`Full Nelson' to join political discourse

August 21, 1999|By David Daley | David Daley,HARTFORD COURANT

NEW YORK -- Return to the early 1990s, when people could still say "Generation X" without irony, when the twentysomethings who would fuel the Internet economy were still being derided as slackers, and Rob Nelson was heralded as a rising political star on the cover of U.S. News and World Report.

As the co-founder of the activist group Lead or Leave, Nelson challenged politicians to either cut the federal budget deficit in half and control runaway spending on entitlement programs or leave Washington by 1996.

Only by 1996, it was Nelson and his Lead or Leave partner Jon Cowan who disappeared from the D.C. scene. They were frustrated by politicians from both parties who seemed unwilling to reform the system. And other young activists who derided Nelson and Cowan for being more interested in TV appearances than the hard work of grass-roots coalition-building were only too happy to see them leave.

Now Nelson, 34, with a law degree from Stanford University, is trying to get back into the national dialogue again, this time where both his critics and supporters suggest he really belongs: on television.

His new weekly talk show, "The Full Nelson," has its premiere tonight on Fox News Channel, and Nelson hopes it will help influence the national political conversation in the same way Lead or Leave made the deficit and entitlement reform hot topics during the 1992 presidential campaign.

"We helped create a dialogue on those issues and put it in the mainstream, and yet, to this day, everybody talks about entitlements, and nobody wants to really reform them. I mean, nothing's changed," Nelson said over lunch recently in New York.
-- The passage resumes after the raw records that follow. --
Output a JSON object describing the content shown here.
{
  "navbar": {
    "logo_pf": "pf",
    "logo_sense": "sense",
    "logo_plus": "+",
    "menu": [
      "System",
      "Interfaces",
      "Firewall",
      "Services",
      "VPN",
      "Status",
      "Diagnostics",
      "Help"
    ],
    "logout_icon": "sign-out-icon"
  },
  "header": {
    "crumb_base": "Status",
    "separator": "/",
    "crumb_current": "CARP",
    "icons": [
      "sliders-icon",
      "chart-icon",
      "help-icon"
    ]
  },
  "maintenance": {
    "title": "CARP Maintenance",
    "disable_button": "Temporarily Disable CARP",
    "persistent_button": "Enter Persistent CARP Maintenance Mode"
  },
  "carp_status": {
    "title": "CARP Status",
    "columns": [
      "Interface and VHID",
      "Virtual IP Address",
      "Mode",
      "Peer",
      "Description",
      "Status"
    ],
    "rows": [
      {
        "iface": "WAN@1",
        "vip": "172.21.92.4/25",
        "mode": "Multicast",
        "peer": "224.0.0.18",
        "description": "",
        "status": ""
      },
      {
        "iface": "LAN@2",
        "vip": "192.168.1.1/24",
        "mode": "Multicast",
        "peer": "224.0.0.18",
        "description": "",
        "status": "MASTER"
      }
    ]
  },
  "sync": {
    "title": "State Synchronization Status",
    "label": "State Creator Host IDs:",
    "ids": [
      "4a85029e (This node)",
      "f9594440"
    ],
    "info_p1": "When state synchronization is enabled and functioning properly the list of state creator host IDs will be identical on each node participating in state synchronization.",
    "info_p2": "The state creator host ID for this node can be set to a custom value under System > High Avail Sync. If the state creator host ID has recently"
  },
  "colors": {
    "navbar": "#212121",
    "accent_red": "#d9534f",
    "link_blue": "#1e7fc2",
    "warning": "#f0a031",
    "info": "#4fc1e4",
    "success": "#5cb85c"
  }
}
"We kind of realized we'd made as much headway as we were going to make. The likelihood of actually getting that reform required resources we didn't have. No matter how many people said they supported what we were doing, we didn't have the same clout as a bunch of old people who vote and really react viscerally against having anything done on this issue."

Nelson left Washington disillusioned but sure of one thing: The news media drive the national agenda. "That's where all the power is. If you're really honest about it, the media runs the world," he said.

Lead or Leave, founded in late 1991, raised more than $1.5 million, held two successful youth summits and registered almost 200,000 college students to vote.

But Nelson and Cowan were committed to a nonpartisan approach to issues and bringing both Democrats and Republicans to the table together to hash out tough solutions to tough problems. When the GOP captured Congress in 1994, the Republicans ratcheted up partisan pressure. Democrats and President Clinton, smarting from the repudiation of losing the House for the first time in 40 years, accused Republicans of trying to cut those popular entitlement programs in order to turn out their base among older voters.

"As we got into the post-'94 period, it got really ugly. Nobody wanted to help support an organization that might help the other side in any way," Nelson said.

"I personally felt I had other ways I could fight the battle. We always said we would close Lead or Leave after five years. After that, you become part of the problem."

For his new endeavor, Nelson knows exactly what he wants -- and doesn't want the show to be. He wanted to ask unpredictable questions that would throw guests off their prepared talking points. And, as host, he wanted to inject his point of view -- not to play the objective arbiter, but the curious inquisitor.

"You turn on `Nightline,' and you know in 15 seconds you might as well turn it off because there are not going to be any surprises. Imagine how exciting it would be if a politician came on and said, `You want to know the truth? Here's the deal. We knew Medicare would be a real hot button issue if we attacked Republicans with it, so we did.' But it doesn't happen.

"But it's still entertainment. I'm not going to pretend it isn't. This isn't a political campaign, and the show won't be all political topics. Hopefully, it will be what talk should be: smart, fun, engaging, but also entertaining enough so you'll actually watch it. If nothing else, if we just provoke people to go, `I've never thought of that before,' we'll have done more than most TV is doing."

Baltimore Sun Articles
Please note the green-lined linked article text has been applied commercially without any involvement from our newsroom editors, reporters or any other editorial staff.